The tyranny of common sense: Ken Robinson on TED

What’s there to say, really? It’s Ken Robinson. I personally love the man and vow to publish every presentation he delivers on TED for as long as I have a blog. He’s very funny but he delves into very serious issues. In this latest talk Ken Robinson makes the case for a radical change in the way we approach education and towards a greater sense of pursuit for that which moves us in life. Make sure to watch his outstanding TEDTalks – Ken Robinson says schools kill creativity and Bring on the learning revolution! – and don’t miss his previous presentation at the Hammer Lectures where he developed many of these ideas.

Ears to the wind

What a beautiful example of design motivated by the will to explore and interact with the natural environment. Inclusive Studio’s intervention on the austere landscape of the Parc Natural del Garraf in Cataluña is guided by principles of accessibility, delivering a path of sensorial discovery. The outstanding sound capturing trumpets reveal the echoes of the mountain, the frogs and the crickets, the wind in the trees. The touching wheels invite to discover the texture of the branches and the surface of the rocks. Don’t miss Inclusive Studio’s website for this and other projects. Via Edgar Gonzalez.

Rethinking city streets

It’s time to make our streets safer for everyone, purple creatures included.

The United States may be one the most motorized societies in the world but it is also witnessing a profound cultural transformation regarding the way city planners deal with the issue of transportation and its consequences on urban planning and street design. Streetfilms is a good starting place to discover many case-studies and good practice examples on a wide array of topics such as traffic calming , car-free design and pedestrian safety.

One of its latest videos – Fixing the Great Mistake: Autocentric Development – reveals the historical consequences of the implementation of wide roadways in New York in the first half of the 20th century. In the 1930’s and 40’s, virtually all major car lanes in the city were widened and the public sidewalks become greatly reduced, raising heated reactions from local residents.
Currently, the public administration is promoting a series of strategies to correct the mistakes inherited from decades of auto-centric development, to reclaim public space and improve the quality of life of its inhabitants.
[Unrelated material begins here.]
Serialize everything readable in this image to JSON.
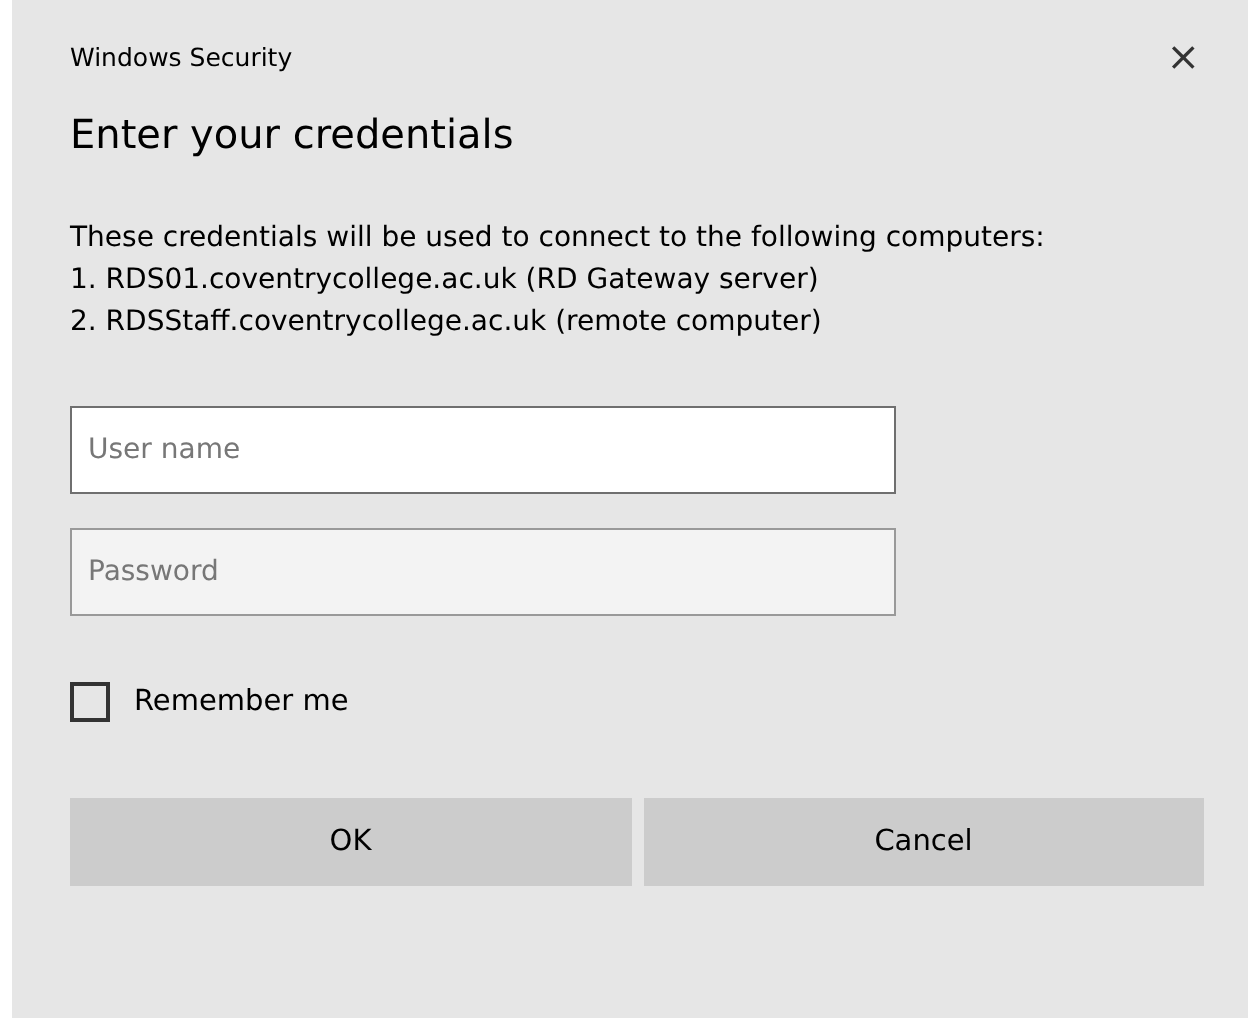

The revision of Times Square and the expansion of NYC’s Bike Network are the most visible projects of this undergoing urban design revolution.

San Francisco’s Pavement to Parks proposal is another interesting initiative – see People, Parklets, and Pavement to Parks. This urban program is promoting the conversion of parking areas into outdoor public spaces and cafes as an attempt to support commerce and social life in the local community.

The city of San Francisco has been developing a long-term plan towards sustainable mobility since 2006. The Better Streets Plan is a remarkable example of systematic codification of street typologies and urban practices. Its aim is to promote sustainable habits regarding transport in the urban neighborhood, establishing new forms of street design that invite multiple uses, including safe, active and ample spaces for pedestrians, bicycles and public transit. Access the Better Streets documentation page and download the plan draft to find more about it.

Landscape of audacity

Belleville Park Playground, Paris. Image credits: BASE.

I remember seeing some images of this project over a year ago, most likely right here on the internet, but I missed to save any reference to it and was unable to find it afterwards, to my utter disappointment. Fortunately it’s been receiving renewed attention lately, most noticeably on landscape blogs such as Pruned, and I couldn’t resist making a mention to it as well.
The playground of the Belleville Park in Paris, designed by French based landscape studio BASE, presents an imaginative approach to the concept of recreational area. The «playhouse», as it is called by the authors, is developed over a high-pitched slope; a place we could find unusual for such public facility. It brings forth the notion of spontaneous structure, a place of adventure that resonates with the children’s capacity for imagination and experimentation as they interact with the built environment. The playground retains a sense of abstraction that allows for interpretation and discovery, mixing different structures and materials to create a free-flowing and powerful landscape.
In the face of such admirable approach, one has to wonder if the design of children’s playgrounds isn’t often confined by intricate regulatory requirements that limit imagination and innovation. For that reason, one has to praise the local authorities for carrying the audacity that nurtured this remarkable project. More images to see after the jump. Click to expand. [+/-]